== Segment start ==
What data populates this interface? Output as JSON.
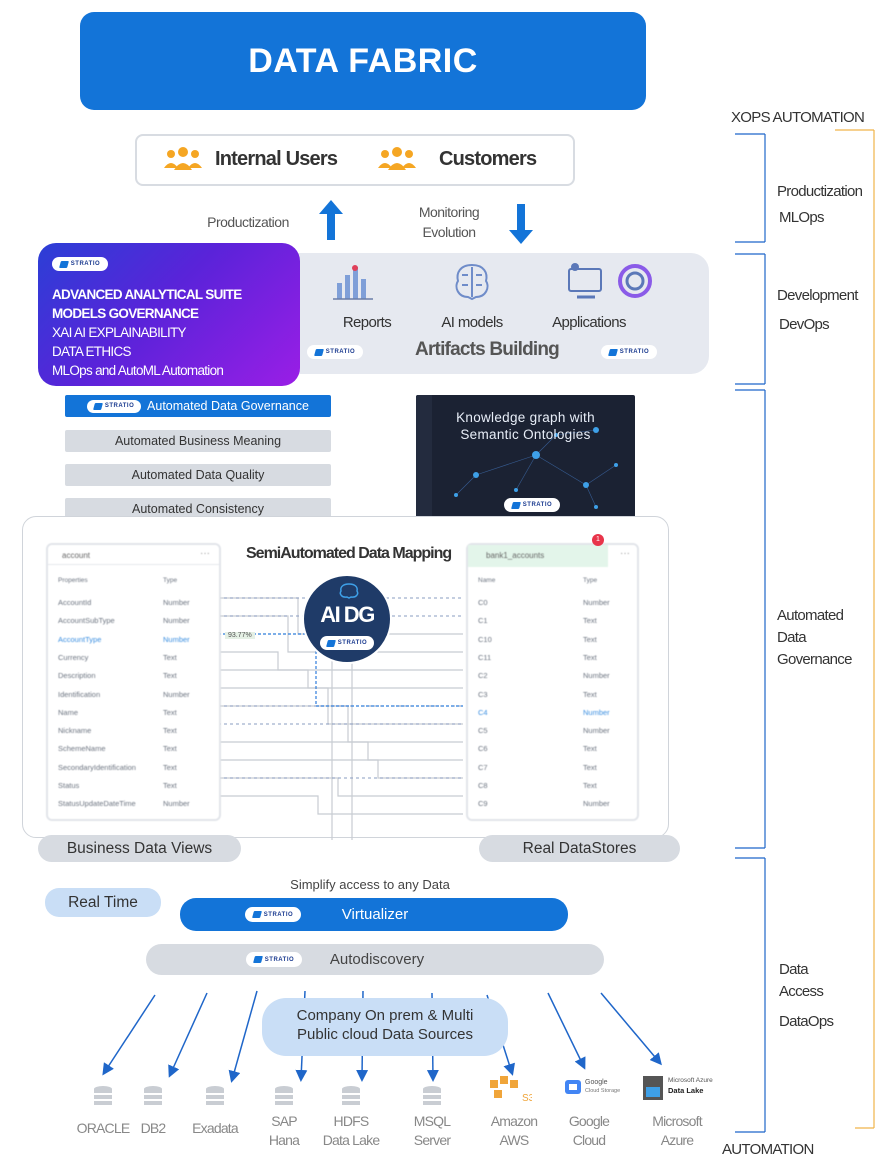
{
  "title": "DATA FABRIC",
  "users": {
    "internal": "Internal Users",
    "customers": "Customers"
  },
  "arrows": {
    "productization": "Productization",
    "monitoring": "Monitoring",
    "evolution": "Evolution"
  },
  "brand": "STRATIO",
  "suite": {
    "lines": [
      "ADVANCED ANALYTICAL SUITE",
      "MODELS GOVERNANCE",
      "XAI AI EXPLAINABILITY",
      "DATA ETHICS",
      "MLOps and AutoML Automation"
    ]
  },
  "artifacts": {
    "title": "Artifacts Building",
    "items": [
      "Reports",
      "AI models",
      "Applications"
    ]
  },
  "governance": {
    "items": [
      "Automated Data Governance",
      "Automated Business Meaning",
      "Automated Data Quality",
      "Automated Consistency"
    ]
  },
  "knowledge_graph": {
    "line1": "Knowledge graph with",
    "line2": "Semantic Ontologies"
  },
  "mapping": {
    "title": "SemiAutomated Data Mapping",
    "aidg": "AI DG",
    "percent": "93.77%",
    "badge": "1",
    "left_table": {
      "name": "account",
      "col1": "Properties",
      "col2": "Type",
      "rows": [
        [
          "AccountId",
          "Number"
        ],
        [
          "AccountSubType",
          "Number"
        ],
        [
          "AccountType",
          "Number"
        ],
        [
          "Currency",
          "Text"
        ],
        [
          "Description",
          "Text"
        ],
        [
          "Identification",
          "Number"
        ],
        [
          "Name",
          "Text"
        ],
        [
          "Nickname",
          "Text"
        ],
        [
          "SchemeName",
          "Text"
        ],
        [
          "SecondaryIdentification",
          "Text"
        ],
        [
          "Status",
          "Text"
        ],
        [
          "StatusUpdateDateTime",
          "Number"
        ]
      ]
    },
    "right_table": {
      "name": "bank1_accounts",
      "col1": "Name",
      "col2": "Type",
      "rows": [
        [
          "C0",
          "Number"
        ],
        [
          "C1",
          "Text"
        ],
        [
          "C10",
          "Text"
        ],
        [
          "C11",
          "Text"
        ],
        [
          "C2",
          "Number"
        ],
        [
          "C3",
          "Text"
        ],
        [
          "C4",
          "Number"
        ],
        [
          "C5",
          "Number"
        ],
        [
          "C6",
          "Text"
        ],
        [
          "C7",
          "Text"
        ],
        [
          "C8",
          "Text"
        ],
        [
          "C9",
          "Number"
        ]
      ]
    }
  },
  "views": {
    "business": "Business Data Views",
    "stores": "Real DataStores"
  },
  "access": {
    "simplify": "Simplify access to any Data",
    "real_time": "Real Time",
    "virtualizer": "Virtualizer",
    "autodiscovery": "Autodiscovery",
    "sources_line1": "Company On prem & Multi",
    "sources_line2": "Public cloud Data Sources"
  },
  "sources": [
    {
      "label": "ORACLE"
    },
    {
      "label": "DB2"
    },
    {
      "label": "Exadata"
    },
    {
      "label": "SAP",
      "label2": "Hana"
    },
    {
      "label": "HDFS",
      "label2": "Data Lake"
    },
    {
      "label": "MSQL",
      "label2": "Server"
    },
    {
      "label": "Amazon",
      "label2": "AWS"
    },
    {
      "label": "Google",
      "label2": "Cloud"
    },
    {
      "label": "Microsoft",
      "label2": "Azure"
    }
  ],
  "cloud_logos": {
    "s3": "S3",
    "google": "Google",
    "google_sub": "Cloud Storage",
    "azure": "Microsoft Azure",
    "azure_sub": "Data Lake"
  },
  "side": {
    "xops": "XOPS AUTOMATION",
    "productization": "Productization",
    "mlops": "MLOps",
    "development": "Development",
    "devops": "DevOps",
    "gov1": "Automated",
    "gov2": "Data",
    "gov3": "Governance",
    "access1": "Data",
    "access2": "Access",
    "dataops": "DataOps",
    "automation": "AUTOMATION"
  },
  "colors": {
    "primary": "#1374d8",
    "grey": "#d7dbe1",
    "purple": "#7a22e0",
    "orange": "#f0b44a"
  }
}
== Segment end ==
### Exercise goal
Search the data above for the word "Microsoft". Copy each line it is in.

### Problem solution
      "label": "Microsoft",
    "azure": "Microsoft Azure",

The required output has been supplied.